● WHAT YOU SHOULD DO:
Where "JSON" occurs in a line of the entries below, copy that line.

---

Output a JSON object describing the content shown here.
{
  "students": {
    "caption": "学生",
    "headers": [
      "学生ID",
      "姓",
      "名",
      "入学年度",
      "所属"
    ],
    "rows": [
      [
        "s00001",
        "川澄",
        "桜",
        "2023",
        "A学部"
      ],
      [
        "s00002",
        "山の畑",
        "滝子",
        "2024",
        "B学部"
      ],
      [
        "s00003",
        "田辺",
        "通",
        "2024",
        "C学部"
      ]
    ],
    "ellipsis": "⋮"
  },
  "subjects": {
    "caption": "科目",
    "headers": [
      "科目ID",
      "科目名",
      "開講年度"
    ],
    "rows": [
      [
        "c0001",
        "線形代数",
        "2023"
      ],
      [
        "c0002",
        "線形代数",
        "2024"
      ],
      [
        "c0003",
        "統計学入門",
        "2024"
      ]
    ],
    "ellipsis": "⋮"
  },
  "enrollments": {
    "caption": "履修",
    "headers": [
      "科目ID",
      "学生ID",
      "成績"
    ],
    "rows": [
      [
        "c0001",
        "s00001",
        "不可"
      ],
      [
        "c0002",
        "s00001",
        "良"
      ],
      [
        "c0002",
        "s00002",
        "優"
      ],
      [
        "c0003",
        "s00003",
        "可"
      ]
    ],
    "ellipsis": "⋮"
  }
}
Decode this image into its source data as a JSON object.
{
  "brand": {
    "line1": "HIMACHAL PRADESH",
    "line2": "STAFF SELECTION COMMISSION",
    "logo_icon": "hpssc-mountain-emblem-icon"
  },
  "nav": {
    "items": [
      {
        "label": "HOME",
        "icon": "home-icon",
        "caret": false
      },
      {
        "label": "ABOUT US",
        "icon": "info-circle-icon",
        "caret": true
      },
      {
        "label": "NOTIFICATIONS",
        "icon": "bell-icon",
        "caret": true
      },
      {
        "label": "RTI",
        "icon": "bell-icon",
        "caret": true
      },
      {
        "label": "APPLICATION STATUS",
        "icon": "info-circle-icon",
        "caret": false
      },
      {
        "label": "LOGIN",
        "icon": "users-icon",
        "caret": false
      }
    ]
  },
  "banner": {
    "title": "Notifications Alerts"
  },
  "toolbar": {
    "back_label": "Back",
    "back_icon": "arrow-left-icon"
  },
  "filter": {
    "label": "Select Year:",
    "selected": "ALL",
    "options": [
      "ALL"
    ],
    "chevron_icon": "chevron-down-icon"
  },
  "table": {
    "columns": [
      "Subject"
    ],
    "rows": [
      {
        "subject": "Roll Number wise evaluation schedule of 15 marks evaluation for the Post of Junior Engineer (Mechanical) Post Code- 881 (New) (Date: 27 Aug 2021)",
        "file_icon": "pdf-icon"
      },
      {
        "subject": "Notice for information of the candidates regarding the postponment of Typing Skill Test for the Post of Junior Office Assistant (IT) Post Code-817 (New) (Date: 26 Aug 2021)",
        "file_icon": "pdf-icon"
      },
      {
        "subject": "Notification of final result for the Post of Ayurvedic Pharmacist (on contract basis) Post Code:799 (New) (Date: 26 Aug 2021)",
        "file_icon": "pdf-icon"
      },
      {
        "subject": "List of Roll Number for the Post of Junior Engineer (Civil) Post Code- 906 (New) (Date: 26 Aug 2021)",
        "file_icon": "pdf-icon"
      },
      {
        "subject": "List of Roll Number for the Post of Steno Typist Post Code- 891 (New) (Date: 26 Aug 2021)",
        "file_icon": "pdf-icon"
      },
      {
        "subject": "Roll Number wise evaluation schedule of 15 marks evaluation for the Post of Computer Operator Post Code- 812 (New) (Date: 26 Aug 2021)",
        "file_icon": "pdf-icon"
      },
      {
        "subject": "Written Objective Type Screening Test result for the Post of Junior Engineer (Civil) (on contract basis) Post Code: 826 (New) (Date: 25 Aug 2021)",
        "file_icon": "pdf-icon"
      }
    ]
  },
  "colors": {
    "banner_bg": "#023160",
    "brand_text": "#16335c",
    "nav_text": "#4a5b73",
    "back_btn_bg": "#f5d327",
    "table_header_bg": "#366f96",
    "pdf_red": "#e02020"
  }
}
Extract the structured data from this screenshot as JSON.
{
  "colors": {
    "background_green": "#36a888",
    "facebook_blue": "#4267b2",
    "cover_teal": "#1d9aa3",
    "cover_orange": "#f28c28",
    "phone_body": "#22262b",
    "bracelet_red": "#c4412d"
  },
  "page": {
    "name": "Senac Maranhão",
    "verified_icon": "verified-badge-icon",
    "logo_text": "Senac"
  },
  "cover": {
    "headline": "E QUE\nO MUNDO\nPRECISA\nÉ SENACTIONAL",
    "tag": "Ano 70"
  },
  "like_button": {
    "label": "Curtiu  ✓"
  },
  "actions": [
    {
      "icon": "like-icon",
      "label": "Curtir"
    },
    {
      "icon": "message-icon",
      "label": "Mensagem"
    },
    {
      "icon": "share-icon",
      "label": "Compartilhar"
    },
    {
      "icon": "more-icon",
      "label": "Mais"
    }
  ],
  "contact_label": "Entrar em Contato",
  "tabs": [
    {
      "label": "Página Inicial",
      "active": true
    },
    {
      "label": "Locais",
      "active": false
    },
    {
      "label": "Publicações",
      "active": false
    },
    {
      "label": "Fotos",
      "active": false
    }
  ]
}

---

● TASK SOLUTION:
Output a JSON object describing the content shown here.
Decode this image into its source data as a JSON object.
Extract the structured data from this screenshot as JSON.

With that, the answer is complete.